‘There are in the ancient world – perhaps even in the modern world – two powerful things in the universe: one is money, and the other is ritual.’

The work of Richard Seaford encompasses the whole of early Greek culture, and he has published extensively on mystery-cult, early philosophy, the Athenian dramatists, and much more. A thread running through all of his work is a fascination with the ways in which the social and material circumstances of cultures shape the way people in those cultures think. In this extended conversation the key figures of Heraclitus, Parmenides, Pythagoras, and Plato are discussed vis à vis the concepts of the interiorisation of ritual and the monetisation of society. Apply some comparative discussion of Upanishadic and Brahmanic texts from an Indian region undergoing a similar process of moving from a gift-exchange economy to a currency-based one, and you have a very provocative insight into the ways in which the ideas of formative thinkers both of the Mediterranean and the Sanskritic spheres were born.

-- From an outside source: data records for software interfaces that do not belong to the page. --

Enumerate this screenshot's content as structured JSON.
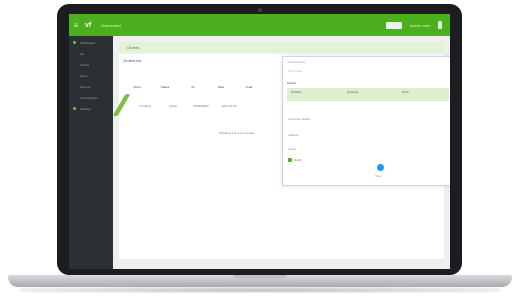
{
  "app": {
    "brand_logo": "vf",
    "title": "Dashboard",
    "user": "Admin user"
  },
  "sidebar": {
    "items": [
      {
        "label": "Dashboard"
      },
      {
        "label": "All"
      },
      {
        "label": "Orders"
      },
      {
        "label": "Items"
      },
      {
        "label": "Reports"
      },
      {
        "label": "Configuration"
      },
      {
        "label": "Settings"
      }
    ]
  },
  "content": {
    "breadcrumb": "Orders",
    "card_title": "Orders list",
    "table_headers": [
      "Order",
      "Status",
      "ID",
      "Date",
      "Total"
    ],
    "row": [
      "Pending",
      "Active",
      "000000000",
      "2019-01-01",
      ""
    ],
    "pager": "Showing 1 to 1 of 1 entries"
  },
  "modal": {
    "title": "Order details",
    "subtitle": "Order date",
    "section_label": "Details",
    "table_headers": [
      "Product",
      "Quantity",
      "Price"
    ],
    "line1": "Customer details",
    "line2": "Address",
    "line3": "Notes",
    "checkbox_label": "Notify",
    "submit_label": "Save"
  },
  "colors": {
    "brand_green": "#4caf1e",
    "sidebar": "#2c2f34",
    "accent_blue": "#2196f3"
  }
}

We move on from the earlier discussion of why the idea of a unified, central locus of consciousness – the soul – arises at a given time in both Greece and India, to a wider discussion involving other early philosophic concepts, including Heraclitus’ difficult idea of logos, Parmenides’ strongly abstracted notion of being, ‘ethicised indiscriminate reincarnation’, and the Indian concept of karma. Professor Seaford brings in concepts which are rarely considered in the context of this material, but which are there in the texts, such as ‘monetary account’, ‘private property’, and ‘debt’. Not everyone will agree with his analysis, but everyone’s ideas should get a good rinsing-out from his socially-embedded perspective on the history of ideas.